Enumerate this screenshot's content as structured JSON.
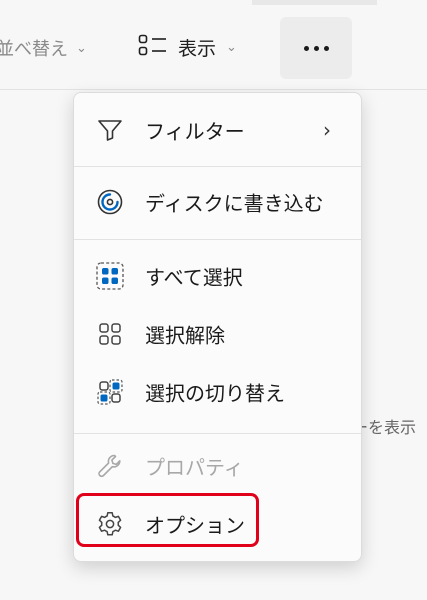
{
  "toolbar": {
    "sort_label": "並べ替え",
    "view_label": "表示",
    "view_icon": "view-layout-icon",
    "more_icon": "more-horizontal-icon"
  },
  "menu": {
    "filter": {
      "label": "フィルター",
      "icon": "filter-icon",
      "has_submenu": true
    },
    "burn": {
      "label": "ディスクに書き込む",
      "icon": "disc-burn-icon"
    },
    "select_all": {
      "label": "すべて選択",
      "icon": "select-all-icon"
    },
    "select_none": {
      "label": "選択解除",
      "icon": "select-none-icon"
    },
    "invert": {
      "label": "選択の切り替え",
      "icon": "invert-selection-icon"
    },
    "properties": {
      "label": "プロパティ",
      "icon": "wrench-icon",
      "disabled": true
    },
    "options": {
      "label": "オプション",
      "icon": "gear-icon"
    }
  },
  "background": {
    "partial_text": "ーを表示"
  },
  "colors": {
    "accent": "#0067c0",
    "highlight": "#e0001a"
  }
}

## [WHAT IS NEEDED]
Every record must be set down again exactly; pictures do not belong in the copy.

## [ANSWER BOX]
Enumerate this screenshot's content as structured JSON.
{
  "toolbar": {
    "sort_label": "並べ替え",
    "view_label": "表示",
    "view_icon": "view-layout-icon",
    "more_icon": "more-horizontal-icon"
  },
  "menu": {
    "filter": {
      "label": "フィルター",
      "icon": "filter-icon",
      "has_submenu": true
    },
    "burn": {
      "label": "ディスクに書き込む",
      "icon": "disc-burn-icon"
    },
    "select_all": {
      "label": "すべて選択",
      "icon": "select-all-icon"
    },
    "select_none": {
      "label": "選択解除",
      "icon": "select-none-icon"
    },
    "invert": {
      "label": "選択の切り替え",
      "icon": "invert-selection-icon"
    },
    "properties": {
      "label": "プロパティ",
      "icon": "wrench-icon",
      "disabled": true
    },
    "options": {
      "label": "オプション",
      "icon": "gear-icon"
    }
  },
  "background": {
    "partial_text": "ーを表示"
  },
  "colors": {
    "accent": "#0067c0",
    "highlight": "#e0001a"
  }
}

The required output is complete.